Top of Data

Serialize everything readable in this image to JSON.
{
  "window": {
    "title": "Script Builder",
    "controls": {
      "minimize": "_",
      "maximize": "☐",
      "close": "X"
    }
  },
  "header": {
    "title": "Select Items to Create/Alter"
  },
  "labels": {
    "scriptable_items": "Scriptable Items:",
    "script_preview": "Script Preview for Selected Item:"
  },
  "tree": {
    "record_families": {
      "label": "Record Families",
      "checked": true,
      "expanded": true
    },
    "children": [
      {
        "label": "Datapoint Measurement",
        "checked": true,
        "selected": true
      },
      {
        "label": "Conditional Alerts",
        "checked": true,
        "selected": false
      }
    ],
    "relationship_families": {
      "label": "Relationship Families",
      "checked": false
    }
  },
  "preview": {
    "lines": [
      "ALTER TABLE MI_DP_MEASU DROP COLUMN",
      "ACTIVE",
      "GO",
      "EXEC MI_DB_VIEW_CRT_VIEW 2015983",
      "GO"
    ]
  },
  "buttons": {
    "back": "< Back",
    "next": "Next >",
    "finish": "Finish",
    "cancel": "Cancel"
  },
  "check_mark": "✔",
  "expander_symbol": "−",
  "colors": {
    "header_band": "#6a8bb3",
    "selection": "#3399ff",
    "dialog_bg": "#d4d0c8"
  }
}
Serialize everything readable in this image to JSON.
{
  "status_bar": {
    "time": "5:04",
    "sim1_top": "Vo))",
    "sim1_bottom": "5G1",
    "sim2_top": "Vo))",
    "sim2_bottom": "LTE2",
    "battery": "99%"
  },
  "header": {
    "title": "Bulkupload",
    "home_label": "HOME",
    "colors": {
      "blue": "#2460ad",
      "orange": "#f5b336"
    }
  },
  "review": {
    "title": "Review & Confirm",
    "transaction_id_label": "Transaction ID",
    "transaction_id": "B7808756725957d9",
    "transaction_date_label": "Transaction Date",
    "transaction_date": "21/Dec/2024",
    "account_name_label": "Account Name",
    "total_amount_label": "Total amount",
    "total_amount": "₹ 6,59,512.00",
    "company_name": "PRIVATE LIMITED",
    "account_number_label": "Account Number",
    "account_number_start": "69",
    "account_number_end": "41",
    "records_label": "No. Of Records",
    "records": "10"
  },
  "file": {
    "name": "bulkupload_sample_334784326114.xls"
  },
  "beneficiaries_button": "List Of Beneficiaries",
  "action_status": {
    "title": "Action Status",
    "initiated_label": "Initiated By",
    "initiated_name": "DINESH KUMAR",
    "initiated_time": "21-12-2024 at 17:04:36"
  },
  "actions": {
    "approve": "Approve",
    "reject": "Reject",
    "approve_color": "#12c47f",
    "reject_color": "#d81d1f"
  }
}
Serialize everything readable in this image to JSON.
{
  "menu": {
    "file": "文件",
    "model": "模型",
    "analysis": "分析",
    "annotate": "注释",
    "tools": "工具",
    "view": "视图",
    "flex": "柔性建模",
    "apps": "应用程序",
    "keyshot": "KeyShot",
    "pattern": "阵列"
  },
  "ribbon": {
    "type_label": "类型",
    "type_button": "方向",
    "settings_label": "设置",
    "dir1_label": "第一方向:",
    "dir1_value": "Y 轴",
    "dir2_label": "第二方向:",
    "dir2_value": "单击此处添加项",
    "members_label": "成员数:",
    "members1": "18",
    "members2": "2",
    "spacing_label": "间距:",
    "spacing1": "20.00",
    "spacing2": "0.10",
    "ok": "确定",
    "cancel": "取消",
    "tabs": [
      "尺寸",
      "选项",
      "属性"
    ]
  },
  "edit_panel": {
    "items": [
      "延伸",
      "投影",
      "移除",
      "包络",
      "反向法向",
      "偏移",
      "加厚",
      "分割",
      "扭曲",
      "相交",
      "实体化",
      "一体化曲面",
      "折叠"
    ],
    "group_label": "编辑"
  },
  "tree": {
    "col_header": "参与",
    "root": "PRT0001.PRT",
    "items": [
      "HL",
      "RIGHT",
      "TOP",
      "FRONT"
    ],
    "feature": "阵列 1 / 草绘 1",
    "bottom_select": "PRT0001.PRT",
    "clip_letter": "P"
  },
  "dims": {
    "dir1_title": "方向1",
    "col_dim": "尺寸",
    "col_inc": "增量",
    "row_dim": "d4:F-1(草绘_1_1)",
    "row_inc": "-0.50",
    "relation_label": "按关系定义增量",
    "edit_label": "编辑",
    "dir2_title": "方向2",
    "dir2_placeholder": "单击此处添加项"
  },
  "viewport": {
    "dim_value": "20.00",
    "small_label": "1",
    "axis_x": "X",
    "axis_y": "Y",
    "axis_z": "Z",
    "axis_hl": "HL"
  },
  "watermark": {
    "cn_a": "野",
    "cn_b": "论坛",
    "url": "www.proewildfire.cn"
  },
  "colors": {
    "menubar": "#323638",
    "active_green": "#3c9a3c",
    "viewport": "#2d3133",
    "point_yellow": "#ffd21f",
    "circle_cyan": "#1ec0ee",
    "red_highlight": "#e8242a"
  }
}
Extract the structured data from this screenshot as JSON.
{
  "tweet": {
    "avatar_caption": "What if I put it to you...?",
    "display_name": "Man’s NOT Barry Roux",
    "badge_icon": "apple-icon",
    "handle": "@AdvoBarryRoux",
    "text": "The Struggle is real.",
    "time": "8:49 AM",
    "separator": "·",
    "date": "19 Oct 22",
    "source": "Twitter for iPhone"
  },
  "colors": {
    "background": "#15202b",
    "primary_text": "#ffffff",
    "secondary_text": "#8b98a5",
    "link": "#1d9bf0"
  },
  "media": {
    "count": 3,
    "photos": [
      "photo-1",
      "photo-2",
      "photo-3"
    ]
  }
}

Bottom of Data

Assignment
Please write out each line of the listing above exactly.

Written answer
Serialize everything readable in this image to JSON.
{
  "window": {
    "title": "Script Builder",
    "controls": {
      "minimize": "_",
      "maximize": "☐",
      "close": "X"
    }
  },
  "header": {
    "title": "Select Items to Create/Alter"
  },
  "labels": {
    "scriptable_items": "Scriptable Items:",
    "script_preview": "Script Preview for Selected Item:"
  },
  "tree": {
    "record_families": {
      "label": "Record Families",
      "checked": true,
      "expanded": true
    },
    "children": [
      {
        "label": "Datapoint Measurement",
        "checked": true,
        "selected": true
      },
      {
        "label": "Conditional Alerts",
        "checked": true,
        "selected": false
      }
    ],
    "relationship_families": {
      "label": "Relationship Families",
      "checked": false
    }
  },
  "preview": {
    "lines": [
      "ALTER TABLE MI_DP_MEASU DROP COLUMN",
      "ACTIVE",
      "GO",
      "EXEC MI_DB_VIEW_CRT_VIEW 2015983",
      "GO"
    ]
  },
  "buttons": {
    "back": "< Back",
    "next": "Next >",
    "finish": "Finish",
    "cancel": "Cancel"
  },
  "check_mark": "✔",
  "expander_symbol": "−",
  "colors": {
    "header_band": "#6a8bb3",
    "selection": "#3399ff",
    "dialog_bg": "#d4d0c8"
  }
}
Serialize everything readable in this image to JSON.
{
  "status_bar": {
    "time": "5:04",
    "sim1_top": "Vo))",
    "sim1_bottom": "5G1",
    "sim2_top": "Vo))",
    "sim2_bottom": "LTE2",
    "battery": "99%"
  },
  "header": {
    "title": "Bulkupload",
    "home_label": "HOME",
    "colors": {
      "blue": "#2460ad",
      "orange": "#f5b336"
    }
  },
  "review": {
    "title": "Review & Confirm",
    "transaction_id_label": "Transaction ID",
    "transaction_id": "B7808756725957d9",
    "transaction_date_label": "Transaction Date",
    "transaction_date": "21/Dec/2024",
    "account_name_label": "Account Name",
    "total_amount_label": "Total amount",
    "total_amount": "₹ 6,59,512.00",
    "company_name": "PRIVATE LIMITED",
    "account_number_label": "Account Number",
    "account_number_start": "69",
    "account_number_end": "41",
    "records_label": "No. Of Records",
    "records": "10"
  },
  "file": {
    "name": "bulkupload_sample_334784326114.xls"
  },
  "beneficiaries_button": "List Of Beneficiaries",
  "action_status": {
    "title": "Action Status",
    "initiated_label": "Initiated By",
    "initiated_name": "DINESH KUMAR",
    "initiated_time": "21-12-2024 at 17:04:36"
  },
  "actions": {
    "approve": "Approve",
    "reject": "Reject",
    "approve_color": "#12c47f",
    "reject_color": "#d81d1f"
  }
}
Serialize everything readable in this image to JSON.
{
  "menu": {
    "file": "文件",
    "model": "模型",
    "analysis": "分析",
    "annotate": "注释",
    "tools": "工具",
    "view": "视图",
    "flex": "柔性建模",
    "apps": "应用程序",
    "keyshot": "KeyShot",
    "pattern": "阵列"
  },
  "ribbon": {
    "type_label": "类型",
    "type_button": "方向",
    "settings_label": "设置",
    "dir1_label": "第一方向:",
    "dir1_value": "Y 轴",
    "dir2_label": "第二方向:",
    "dir2_value": "单击此处添加项",
    "members_label": "成员数:",
    "members1": "18",
    "members2": "2",
    "spacing_label": "间距:",
    "spacing1": "20.00",
    "spacing2": "0.10",
    "ok": "确定",
    "cancel": "取消",
    "tabs": [
      "尺寸",
      "选项",
      "属性"
    ]
  },
  "edit_panel": {
    "items": [
      "延伸",
      "投影",
      "移除",
      "包络",
      "反向法向",
      "偏移",
      "加厚",
      "分割",
      "扭曲",
      "相交",
      "实体化",
      "一体化曲面",
      "折叠"
    ],
    "group_label": "编辑"
  },
  "tree": {
    "col_header": "参与",
    "root": "PRT0001.PRT",
    "items": [
      "HL",
      "RIGHT",
      "TOP",
      "FRONT"
    ],
    "feature": "阵列 1 / 草绘 1",
    "bottom_select": "PRT0001.PRT",
    "clip_letter": "P"
  },
  "dims": {
    "dir1_title": "方向1",
    "col_dim": "尺寸",
    "col_inc": "增量",
    "row_dim": "d4:F-1(草绘_1_1)",
    "row_inc": "-0.50",
    "relation_label": "按关系定义增量",
    "edit_label": "编辑",
    "dir2_title": "方向2",
    "dir2_placeholder": "单击此处添加项"
  },
  "viewport": {
    "dim_value": "20.00",
    "small_label": "1",
    "axis_x": "X",
    "axis_y": "Y",
    "axis_z": "Z",
    "axis_hl": "HL"
  },
  "watermark": {
    "cn_a": "野",
    "cn_b": "论坛",
    "url": "www.proewildfire.cn"
  },
  "colors": {
    "menubar": "#323638",
    "active_green": "#3c9a3c",
    "viewport": "#2d3133",
    "point_yellow": "#ffd21f",
    "circle_cyan": "#1ec0ee",
    "red_highlight": "#e8242a"
  }
}
Extract the structured data from this screenshot as JSON.
{
  "tweet": {
    "avatar_caption": "What if I put it to you...?",
    "display_name": "Man’s NOT Barry Roux",
    "badge_icon": "apple-icon",
    "handle": "@AdvoBarryRoux",
    "text": "The Struggle is real.",
    "time": "8:49 AM",
    "separator": "·",
    "date": "19 Oct 22",
    "source": "Twitter for iPhone"
  },
  "colors": {
    "background": "#15202b",
    "primary_text": "#ffffff",
    "secondary_text": "#8b98a5",
    "link": "#1d9bf0"
  },
  "media": {
    "count": 3,
    "photos": [
      "photo-1",
      "photo-2",
      "photo-3"
    ]
  }
}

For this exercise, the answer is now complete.